** DATA EXTRACT follows **

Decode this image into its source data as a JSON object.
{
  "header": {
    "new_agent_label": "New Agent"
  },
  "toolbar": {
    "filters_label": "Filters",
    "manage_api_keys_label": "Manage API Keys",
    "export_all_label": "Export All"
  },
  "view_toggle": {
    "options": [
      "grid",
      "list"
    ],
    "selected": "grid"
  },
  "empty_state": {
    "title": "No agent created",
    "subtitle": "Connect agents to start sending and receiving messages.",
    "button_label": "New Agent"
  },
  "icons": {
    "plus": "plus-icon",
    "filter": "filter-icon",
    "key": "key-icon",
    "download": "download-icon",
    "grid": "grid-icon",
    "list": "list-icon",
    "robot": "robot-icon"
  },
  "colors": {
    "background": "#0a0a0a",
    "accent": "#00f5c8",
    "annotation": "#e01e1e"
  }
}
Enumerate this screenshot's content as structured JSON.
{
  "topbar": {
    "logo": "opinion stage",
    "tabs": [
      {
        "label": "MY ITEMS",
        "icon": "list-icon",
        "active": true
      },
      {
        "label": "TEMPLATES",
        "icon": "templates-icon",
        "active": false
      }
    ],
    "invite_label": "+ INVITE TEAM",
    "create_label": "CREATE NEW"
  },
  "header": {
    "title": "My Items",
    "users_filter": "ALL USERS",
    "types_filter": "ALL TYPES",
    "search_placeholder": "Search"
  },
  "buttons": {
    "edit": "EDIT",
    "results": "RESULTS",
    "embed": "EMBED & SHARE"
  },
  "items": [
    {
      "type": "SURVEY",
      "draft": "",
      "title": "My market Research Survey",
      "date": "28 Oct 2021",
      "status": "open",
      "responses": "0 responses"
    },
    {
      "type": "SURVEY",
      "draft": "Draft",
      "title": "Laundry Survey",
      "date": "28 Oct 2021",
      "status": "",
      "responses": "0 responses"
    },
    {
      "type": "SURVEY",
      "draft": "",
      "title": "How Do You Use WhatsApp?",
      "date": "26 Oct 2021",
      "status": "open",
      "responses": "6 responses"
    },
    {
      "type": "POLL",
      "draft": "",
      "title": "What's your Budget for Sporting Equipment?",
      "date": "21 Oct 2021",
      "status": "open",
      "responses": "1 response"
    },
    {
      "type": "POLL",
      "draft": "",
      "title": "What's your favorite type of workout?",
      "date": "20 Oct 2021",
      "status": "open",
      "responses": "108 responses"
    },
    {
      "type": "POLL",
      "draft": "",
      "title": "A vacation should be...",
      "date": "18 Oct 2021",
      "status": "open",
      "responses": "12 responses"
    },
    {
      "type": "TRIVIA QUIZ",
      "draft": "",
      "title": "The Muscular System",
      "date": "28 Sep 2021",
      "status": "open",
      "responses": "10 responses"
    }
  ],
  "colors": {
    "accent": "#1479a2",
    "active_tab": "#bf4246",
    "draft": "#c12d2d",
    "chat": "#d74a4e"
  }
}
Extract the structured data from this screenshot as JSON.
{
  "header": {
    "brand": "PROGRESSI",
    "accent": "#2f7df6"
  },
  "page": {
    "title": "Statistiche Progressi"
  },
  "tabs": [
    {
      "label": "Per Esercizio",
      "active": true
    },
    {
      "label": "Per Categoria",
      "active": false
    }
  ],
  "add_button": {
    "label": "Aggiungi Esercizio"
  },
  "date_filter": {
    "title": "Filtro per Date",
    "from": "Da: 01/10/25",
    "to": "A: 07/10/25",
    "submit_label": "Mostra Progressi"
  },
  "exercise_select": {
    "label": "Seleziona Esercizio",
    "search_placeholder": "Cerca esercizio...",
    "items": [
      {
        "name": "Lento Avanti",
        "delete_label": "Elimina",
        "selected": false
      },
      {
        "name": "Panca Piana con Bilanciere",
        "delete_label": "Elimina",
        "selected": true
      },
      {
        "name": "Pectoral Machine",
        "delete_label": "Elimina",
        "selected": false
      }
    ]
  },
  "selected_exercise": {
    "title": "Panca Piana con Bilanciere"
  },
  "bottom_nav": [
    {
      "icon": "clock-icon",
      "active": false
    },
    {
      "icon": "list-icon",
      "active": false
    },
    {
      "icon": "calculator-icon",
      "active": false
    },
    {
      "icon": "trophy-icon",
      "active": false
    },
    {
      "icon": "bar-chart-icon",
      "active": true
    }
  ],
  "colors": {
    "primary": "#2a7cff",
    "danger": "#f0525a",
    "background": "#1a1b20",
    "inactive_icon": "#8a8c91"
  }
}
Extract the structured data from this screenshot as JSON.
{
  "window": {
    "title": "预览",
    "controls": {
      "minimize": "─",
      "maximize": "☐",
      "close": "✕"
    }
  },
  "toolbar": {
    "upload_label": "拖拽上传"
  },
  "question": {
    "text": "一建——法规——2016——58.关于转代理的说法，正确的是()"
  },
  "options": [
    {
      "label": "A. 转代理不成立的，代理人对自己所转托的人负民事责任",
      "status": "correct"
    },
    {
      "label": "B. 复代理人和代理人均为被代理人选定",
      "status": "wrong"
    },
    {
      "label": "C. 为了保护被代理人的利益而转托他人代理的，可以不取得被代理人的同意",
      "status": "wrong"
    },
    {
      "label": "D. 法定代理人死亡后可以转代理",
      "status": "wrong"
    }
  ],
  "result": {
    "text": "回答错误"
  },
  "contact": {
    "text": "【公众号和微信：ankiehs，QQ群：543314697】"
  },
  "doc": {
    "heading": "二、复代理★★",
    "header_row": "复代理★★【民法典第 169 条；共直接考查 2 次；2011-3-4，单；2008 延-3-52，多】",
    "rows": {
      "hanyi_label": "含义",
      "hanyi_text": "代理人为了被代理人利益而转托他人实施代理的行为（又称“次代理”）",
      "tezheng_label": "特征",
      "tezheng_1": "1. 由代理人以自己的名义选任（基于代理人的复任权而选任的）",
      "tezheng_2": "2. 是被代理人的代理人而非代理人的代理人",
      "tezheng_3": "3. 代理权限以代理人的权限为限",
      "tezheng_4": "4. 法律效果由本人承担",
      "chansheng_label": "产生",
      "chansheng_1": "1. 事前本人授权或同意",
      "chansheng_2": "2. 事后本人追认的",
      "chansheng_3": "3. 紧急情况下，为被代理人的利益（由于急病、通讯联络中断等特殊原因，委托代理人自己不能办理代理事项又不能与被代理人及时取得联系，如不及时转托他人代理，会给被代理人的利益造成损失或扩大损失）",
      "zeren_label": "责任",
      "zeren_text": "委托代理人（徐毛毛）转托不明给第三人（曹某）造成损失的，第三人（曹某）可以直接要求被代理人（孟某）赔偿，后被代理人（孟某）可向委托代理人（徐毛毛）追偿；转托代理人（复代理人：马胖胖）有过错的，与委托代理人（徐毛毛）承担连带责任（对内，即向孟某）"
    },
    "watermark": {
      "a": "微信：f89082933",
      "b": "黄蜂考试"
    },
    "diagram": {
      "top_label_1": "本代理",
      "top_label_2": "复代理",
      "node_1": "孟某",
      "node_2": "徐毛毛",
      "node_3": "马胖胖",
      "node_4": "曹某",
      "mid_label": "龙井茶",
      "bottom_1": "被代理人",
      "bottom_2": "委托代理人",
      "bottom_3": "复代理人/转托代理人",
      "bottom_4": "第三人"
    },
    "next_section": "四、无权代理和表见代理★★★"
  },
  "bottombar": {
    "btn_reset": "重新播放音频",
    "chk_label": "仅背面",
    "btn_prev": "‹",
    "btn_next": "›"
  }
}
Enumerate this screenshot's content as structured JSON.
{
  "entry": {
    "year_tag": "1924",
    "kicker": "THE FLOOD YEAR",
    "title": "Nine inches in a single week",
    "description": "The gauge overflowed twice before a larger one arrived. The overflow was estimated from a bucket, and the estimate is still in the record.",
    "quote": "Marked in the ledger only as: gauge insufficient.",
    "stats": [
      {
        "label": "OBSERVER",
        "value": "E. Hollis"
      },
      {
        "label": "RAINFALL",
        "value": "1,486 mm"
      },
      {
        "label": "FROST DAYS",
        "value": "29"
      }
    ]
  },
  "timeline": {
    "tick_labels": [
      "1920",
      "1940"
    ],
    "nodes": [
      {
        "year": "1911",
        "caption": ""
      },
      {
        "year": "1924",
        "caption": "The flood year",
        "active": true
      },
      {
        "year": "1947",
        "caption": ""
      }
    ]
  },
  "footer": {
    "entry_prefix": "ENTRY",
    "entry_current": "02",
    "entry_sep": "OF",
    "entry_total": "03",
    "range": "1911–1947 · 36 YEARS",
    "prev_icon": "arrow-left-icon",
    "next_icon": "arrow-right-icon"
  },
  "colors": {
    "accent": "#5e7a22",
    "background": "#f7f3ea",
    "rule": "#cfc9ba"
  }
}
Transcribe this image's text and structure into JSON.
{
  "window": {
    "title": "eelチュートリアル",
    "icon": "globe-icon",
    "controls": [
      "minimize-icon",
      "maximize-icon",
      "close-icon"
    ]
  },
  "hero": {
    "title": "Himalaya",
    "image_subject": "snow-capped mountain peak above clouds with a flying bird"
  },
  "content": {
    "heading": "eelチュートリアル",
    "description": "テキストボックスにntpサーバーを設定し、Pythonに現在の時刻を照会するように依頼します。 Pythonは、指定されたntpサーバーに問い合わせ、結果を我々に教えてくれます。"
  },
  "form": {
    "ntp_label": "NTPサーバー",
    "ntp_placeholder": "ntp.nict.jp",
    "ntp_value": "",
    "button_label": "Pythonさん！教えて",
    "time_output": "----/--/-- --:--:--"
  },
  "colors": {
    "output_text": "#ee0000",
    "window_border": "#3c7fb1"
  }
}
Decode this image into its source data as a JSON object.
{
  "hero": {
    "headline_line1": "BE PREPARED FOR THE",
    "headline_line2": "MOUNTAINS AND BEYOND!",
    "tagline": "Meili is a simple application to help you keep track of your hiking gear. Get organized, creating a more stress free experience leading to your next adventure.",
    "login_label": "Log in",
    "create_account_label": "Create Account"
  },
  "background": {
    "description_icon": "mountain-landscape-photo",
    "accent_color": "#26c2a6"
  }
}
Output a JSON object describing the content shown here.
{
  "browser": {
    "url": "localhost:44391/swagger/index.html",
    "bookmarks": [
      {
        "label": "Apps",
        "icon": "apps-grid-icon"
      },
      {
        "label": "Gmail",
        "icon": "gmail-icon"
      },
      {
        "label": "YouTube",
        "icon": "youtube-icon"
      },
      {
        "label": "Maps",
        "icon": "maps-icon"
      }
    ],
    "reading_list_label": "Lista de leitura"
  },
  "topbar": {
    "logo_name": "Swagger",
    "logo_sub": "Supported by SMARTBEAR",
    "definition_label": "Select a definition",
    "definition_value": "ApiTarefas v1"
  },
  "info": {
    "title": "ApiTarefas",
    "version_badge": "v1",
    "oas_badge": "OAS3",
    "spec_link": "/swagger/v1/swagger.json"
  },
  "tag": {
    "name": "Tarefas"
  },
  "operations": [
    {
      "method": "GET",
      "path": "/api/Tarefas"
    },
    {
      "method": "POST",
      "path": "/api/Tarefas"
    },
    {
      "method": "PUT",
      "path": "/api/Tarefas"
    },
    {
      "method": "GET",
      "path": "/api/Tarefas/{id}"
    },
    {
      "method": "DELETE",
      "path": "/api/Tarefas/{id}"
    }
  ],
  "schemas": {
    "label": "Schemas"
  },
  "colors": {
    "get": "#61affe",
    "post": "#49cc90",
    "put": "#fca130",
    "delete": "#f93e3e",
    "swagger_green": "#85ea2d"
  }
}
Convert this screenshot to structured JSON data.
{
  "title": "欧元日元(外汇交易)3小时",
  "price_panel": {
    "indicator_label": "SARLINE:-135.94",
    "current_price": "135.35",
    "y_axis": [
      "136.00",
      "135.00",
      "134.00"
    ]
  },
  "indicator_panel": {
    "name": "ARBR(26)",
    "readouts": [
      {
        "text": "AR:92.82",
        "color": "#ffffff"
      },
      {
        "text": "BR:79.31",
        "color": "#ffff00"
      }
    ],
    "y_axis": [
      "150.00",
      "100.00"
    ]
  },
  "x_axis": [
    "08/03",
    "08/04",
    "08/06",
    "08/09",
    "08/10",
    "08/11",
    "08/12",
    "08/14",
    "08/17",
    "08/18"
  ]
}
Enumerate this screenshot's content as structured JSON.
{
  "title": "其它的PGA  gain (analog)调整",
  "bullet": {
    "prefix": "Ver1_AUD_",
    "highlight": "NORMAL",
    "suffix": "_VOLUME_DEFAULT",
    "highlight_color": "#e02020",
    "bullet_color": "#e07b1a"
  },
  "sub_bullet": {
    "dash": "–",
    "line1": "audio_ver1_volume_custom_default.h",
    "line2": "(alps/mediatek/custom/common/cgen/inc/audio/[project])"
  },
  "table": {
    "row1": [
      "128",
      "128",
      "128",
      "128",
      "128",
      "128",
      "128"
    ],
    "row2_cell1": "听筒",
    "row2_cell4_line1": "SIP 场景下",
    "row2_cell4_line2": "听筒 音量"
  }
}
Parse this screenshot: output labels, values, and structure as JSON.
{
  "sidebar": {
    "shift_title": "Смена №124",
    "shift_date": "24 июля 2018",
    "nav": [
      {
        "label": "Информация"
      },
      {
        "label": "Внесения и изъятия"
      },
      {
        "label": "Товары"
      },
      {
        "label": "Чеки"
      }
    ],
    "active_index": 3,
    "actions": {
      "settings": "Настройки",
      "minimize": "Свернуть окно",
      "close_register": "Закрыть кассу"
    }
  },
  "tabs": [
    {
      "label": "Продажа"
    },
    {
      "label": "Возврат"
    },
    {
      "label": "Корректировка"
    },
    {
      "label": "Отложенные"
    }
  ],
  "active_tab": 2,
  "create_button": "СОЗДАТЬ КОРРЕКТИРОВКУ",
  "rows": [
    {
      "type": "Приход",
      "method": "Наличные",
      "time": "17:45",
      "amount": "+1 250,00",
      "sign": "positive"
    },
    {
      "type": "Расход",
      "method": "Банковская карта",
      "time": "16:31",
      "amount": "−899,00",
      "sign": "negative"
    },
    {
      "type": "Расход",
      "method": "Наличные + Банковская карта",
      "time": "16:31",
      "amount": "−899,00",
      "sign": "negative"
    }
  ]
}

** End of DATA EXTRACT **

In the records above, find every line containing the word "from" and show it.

Extract the structured data from this screenshot as JSON.
    "from": "Da: 01/10/25",
Extract the structured data from this screenshot as JSON.
    "description": "The gauge overflowed twice before a larger one arrived. The overflow was estimated from a bucket, and the estimate is still in the record.",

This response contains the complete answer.